● **Exercise prompt**
Set it all down exactly, every record and every line.

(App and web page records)
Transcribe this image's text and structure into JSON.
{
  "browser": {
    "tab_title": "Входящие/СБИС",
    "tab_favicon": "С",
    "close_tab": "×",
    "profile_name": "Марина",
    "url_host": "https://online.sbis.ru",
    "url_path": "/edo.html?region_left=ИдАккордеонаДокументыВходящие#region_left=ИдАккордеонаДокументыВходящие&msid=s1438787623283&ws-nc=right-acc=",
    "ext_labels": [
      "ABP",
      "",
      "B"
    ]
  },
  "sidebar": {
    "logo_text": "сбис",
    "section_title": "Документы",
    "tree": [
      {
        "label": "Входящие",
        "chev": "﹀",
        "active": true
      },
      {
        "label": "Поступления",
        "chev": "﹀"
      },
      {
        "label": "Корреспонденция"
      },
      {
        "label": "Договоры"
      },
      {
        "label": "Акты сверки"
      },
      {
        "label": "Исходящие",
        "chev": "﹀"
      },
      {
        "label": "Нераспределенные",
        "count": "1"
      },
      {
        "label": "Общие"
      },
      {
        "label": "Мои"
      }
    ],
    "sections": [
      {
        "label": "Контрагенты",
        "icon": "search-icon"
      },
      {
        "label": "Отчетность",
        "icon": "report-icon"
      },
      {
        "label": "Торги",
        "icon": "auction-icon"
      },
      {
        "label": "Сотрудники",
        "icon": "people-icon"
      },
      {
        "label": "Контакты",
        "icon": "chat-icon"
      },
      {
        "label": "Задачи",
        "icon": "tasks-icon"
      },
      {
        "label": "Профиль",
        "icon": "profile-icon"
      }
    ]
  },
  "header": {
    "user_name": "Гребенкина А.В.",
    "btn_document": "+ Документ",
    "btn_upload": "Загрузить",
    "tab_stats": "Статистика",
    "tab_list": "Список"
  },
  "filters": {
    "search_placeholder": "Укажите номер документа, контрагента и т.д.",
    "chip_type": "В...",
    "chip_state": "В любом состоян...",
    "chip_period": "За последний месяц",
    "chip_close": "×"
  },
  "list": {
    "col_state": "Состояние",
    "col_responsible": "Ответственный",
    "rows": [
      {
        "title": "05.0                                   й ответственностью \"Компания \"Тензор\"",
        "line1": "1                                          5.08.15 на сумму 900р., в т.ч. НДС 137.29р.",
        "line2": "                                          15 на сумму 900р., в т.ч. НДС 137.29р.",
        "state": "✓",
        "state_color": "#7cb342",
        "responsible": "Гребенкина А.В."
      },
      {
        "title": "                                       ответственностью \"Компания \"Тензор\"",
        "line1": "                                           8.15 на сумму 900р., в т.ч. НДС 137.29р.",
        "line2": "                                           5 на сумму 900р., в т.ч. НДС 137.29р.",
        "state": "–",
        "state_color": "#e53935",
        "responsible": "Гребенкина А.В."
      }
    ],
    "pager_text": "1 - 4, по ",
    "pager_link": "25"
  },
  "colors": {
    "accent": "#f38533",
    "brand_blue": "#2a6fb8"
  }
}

● **Answer to this exercise**
Transcribe this image's text and structure into JSON.
{
  "browser": {
    "tab_title": "Входящие/СБИС",
    "tab_favicon": "С",
    "close_tab": "×",
    "profile_name": "Марина",
    "url_host": "https://online.sbis.ru",
    "url_path": "/edo.html?region_left=ИдАккордеонаДокументыВходящие#region_left=ИдАккордеонаДокументыВходящие&msid=s1438787623283&ws-nc=right-acc=",
    "ext_labels": [
      "ABP",
      "",
      "B"
    ]
  },
  "sidebar": {
    "logo_text": "сбис",
    "section_title": "Документы",
    "tree": [
      {
        "label": "Входящие",
        "chev": "﹀",
        "active": true
      },
      {
        "label": "Поступления",
        "chev": "﹀"
      },
      {
        "label": "Корреспонденция"
      },
      {
        "label": "Договоры"
      },
      {
        "label": "Акты сверки"
      },
      {
        "label": "Исходящие",
        "chev": "﹀"
      },
      {
        "label": "Нераспределенные",
        "count": "1"
      },
      {
        "label": "Общие"
      },
      {
        "label": "Мои"
      }
    ],
    "sections": [
      {
        "label": "Контрагенты",
        "icon": "search-icon"
      },
      {
        "label": "Отчетность",
        "icon": "report-icon"
      },
      {
        "label": "Торги",
        "icon": "auction-icon"
      },
      {
        "label": "Сотрудники",
        "icon": "people-icon"
      },
      {
        "label": "Контакты",
        "icon": "chat-icon"
      },
      {
        "label": "Задачи",
        "icon": "tasks-icon"
      },
      {
        "label": "Профиль",
        "icon": "profile-icon"
      }
    ]
  },
  "header": {
    "user_name": "Гребенкина А.В.",
    "btn_document": "+ Документ",
    "btn_upload": "Загрузить",
    "tab_stats": "Статистика",
    "tab_list": "Список"
  },
  "filters": {
    "search_placeholder": "Укажите номер документа, контрагента и т.д.",
    "chip_type": "В...",
    "chip_state": "В любом состоян...",
    "chip_period": "За последний месяц",
    "chip_close": "×"
  },
  "list": {
    "col_state": "Состояние",
    "col_responsible": "Ответственный",
    "rows": [
      {
        "title": "05.0                                   й ответственностью \"Компания \"Тензор\"",
        "line1": "1                                          5.08.15 на сумму 900р., в т.ч. НДС 137.29р.",
        "line2": "                                          15 на сумму 900р., в т.ч. НДС 137.29р.",
        "state": "✓",
        "state_color": "#7cb342",
        "responsible": "Гребенкина А.В."
      },
      {
        "title": "                                       ответственностью \"Компания \"Тензор\"",
        "line1": "                                           8.15 на сумму 900р., в т.ч. НДС 137.29р.",
        "line2": "                                           5 на сумму 900р., в т.ч. НДС 137.29р.",
        "state": "–",
        "state_color": "#e53935",
        "responsible": "Гребенкина А.В."
      }
    ],
    "pager_text": "1 - 4, по ",
    "pager_link": "25"
  },
  "colors": {
    "accent": "#f38533",
    "brand_blue": "#2a6fb8"
  }
}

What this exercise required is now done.